Most experienced anglers rely heavily on the standard Carolina rig, which comprises a 1/2- to 1-ounce sliding sinker, a swivel, an 18- to 24-inch leader of 12- to 20-pound mono, and a twist-tail worm or lizard with a rattle insert impaled on a light-wire offset or wide-gap worm hook. Fished properly-basically dragged across bottom structure-this versatile setup will catch postspawn bass under most circumstances, in both deep and shallow water.
Ingram has four tips for modifying this popular presentation, however, when the original recipe doesn’t appeal to early-summer bass.
(1) Downsize it. “When your 6- to 8-inch lizard or worm fails to garner any attention, try a smaller, less active lure, such as a small tube bait or french-fry worm. Also, switch to a leader of 8- or even 6-pound-test. This will usually result in more bites, especially in clear water.”

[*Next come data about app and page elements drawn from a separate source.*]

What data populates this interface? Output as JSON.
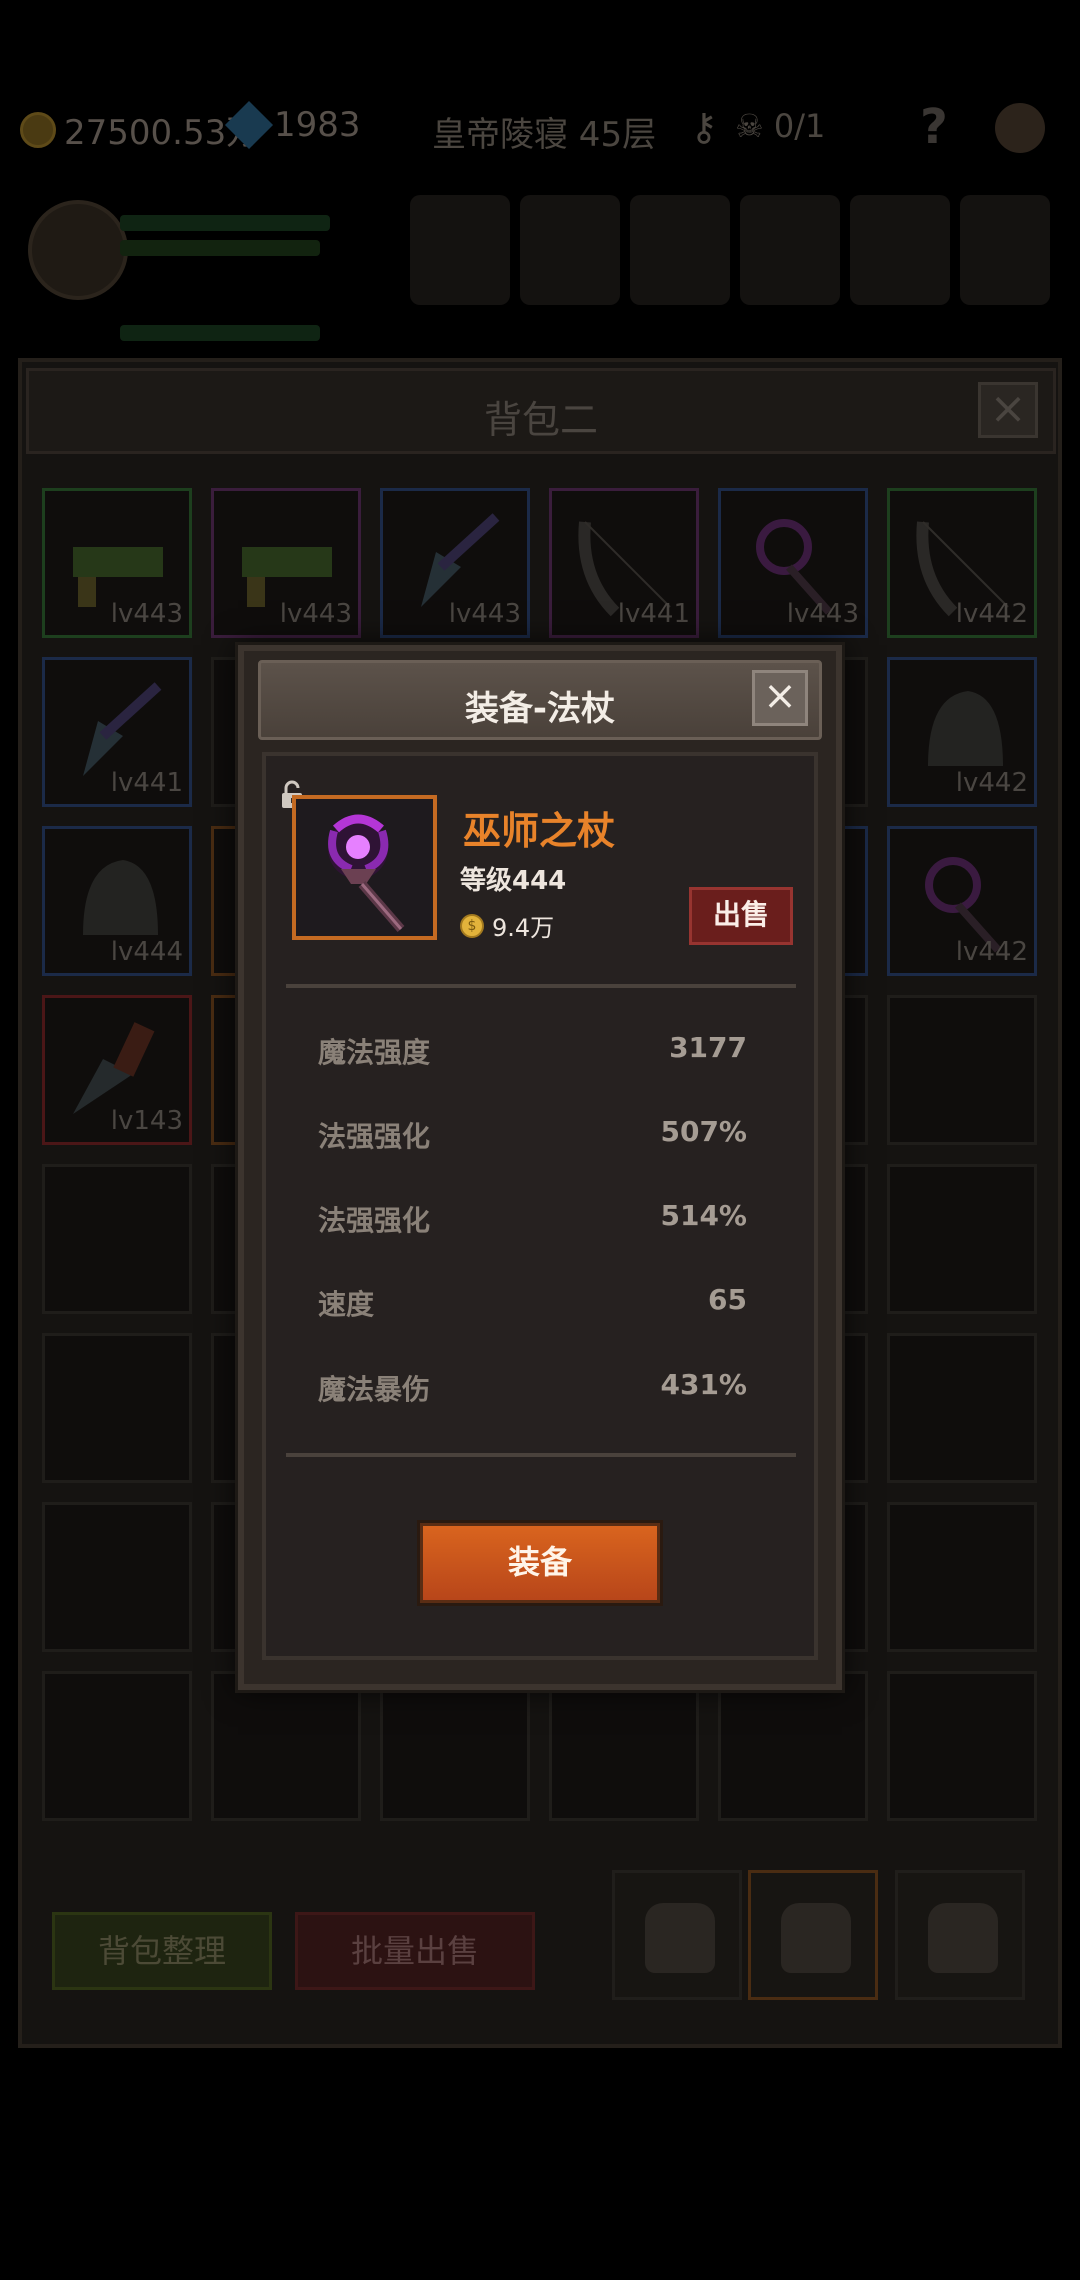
{
  "hud": {
    "gold": "27500.53万",
    "gems": "1983",
    "level_name": "皇帝陵寝 45层",
    "keys": "0/1",
    "help": "?"
  },
  "inventory": {
    "title": "背包二",
    "close": "×",
    "cells": [
      {
        "lv": "lv443",
        "rarity": "g"
      },
      {
        "lv": "lv443",
        "rarity": "p"
      },
      {
        "lv": "lv443",
        "rarity": "b"
      },
      {
        "lv": "lv441",
        "rarity": "p"
      },
      {
        "lv": "lv443",
        "rarity": "b"
      },
      {
        "lv": "lv442",
        "rarity": "g"
      },
      {
        "lv": "lv441",
        "rarity": "b"
      },
      {
        "lv": "lv442",
        "rarity": "b"
      },
      {
        "lv": "lv444",
        "rarity": "b"
      },
      {
        "lv": "lv442",
        "rarity": "b"
      },
      {
        "lv": "lv143",
        "rarity": "r"
      }
    ],
    "sort_button": "背包整理",
    "bulk_sell_button": "批量出售"
  },
  "modal": {
    "title": "装备-法杖",
    "close": "×",
    "item_name": "巫师之杖",
    "item_level": "等级444",
    "price": "9.4万",
    "sell_button": "出售",
    "stats": [
      {
        "label": "魔法强度",
        "value": "3177"
      },
      {
        "label": "法强强化",
        "value": "507%"
      },
      {
        "label": "法强强化",
        "value": "514%"
      },
      {
        "label": "速度",
        "value": "65"
      },
      {
        "label": "魔法暴伤",
        "value": "431%"
      }
    ],
    "equip_button": "装备"
  },
  "colors": {
    "item_name": "#e8832a",
    "equip_button": "#d9641e",
    "sell_button": "#6a1e1c",
    "legendary_border": "#c46a22"
  },
  "icons": [
    "coin-icon",
    "gem-icon",
    "key-icon",
    "skull-icon",
    "help-icon",
    "settings-icon",
    "lock-icon",
    "staff-icon",
    "close-icon",
    "backpack-icon"
  ]
}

(2) Lengthen the leader. “By early summer, aquatic weeds may be growing several feet off the bottom, necessitating a longer-than-normal leader. When I first pull up on a point or hump, I use a diving crankbait to snag some grass so I can determine its length. Then I make my leader 6 inches to a foot longer than the vegetation, so my lure floats above the grassline. I also switch to braided line for the leader and use a smaller hook to make the presentation more buoyant. I’ve caught bass from weedy lakes on a Carolina rig with an 8-foot leader.”
(3) Blend in. “In spring, when the water is apt to be murky due to runoff, most anglers choose chartreuse or hot-orange lures for their Carolina rigs. But bright-colored baits can turn cold in early summer. Most lakes are at their clearest now, so it usually pays to switch to natural colors like pearl or translucent green.”
(4) Lose the rattle. “In my opinion, bass fishermen have overdone the rattle thing. I’m convinced that bass in highly pressured waters can become conditioned not to bite a rattling bait. When bass seem finicky, try leaving the rattle insert out of your worm or lizard.”
Most important, Ingram says, be willing to experiment. Keep modifying the basic presentation-until the fish start biting.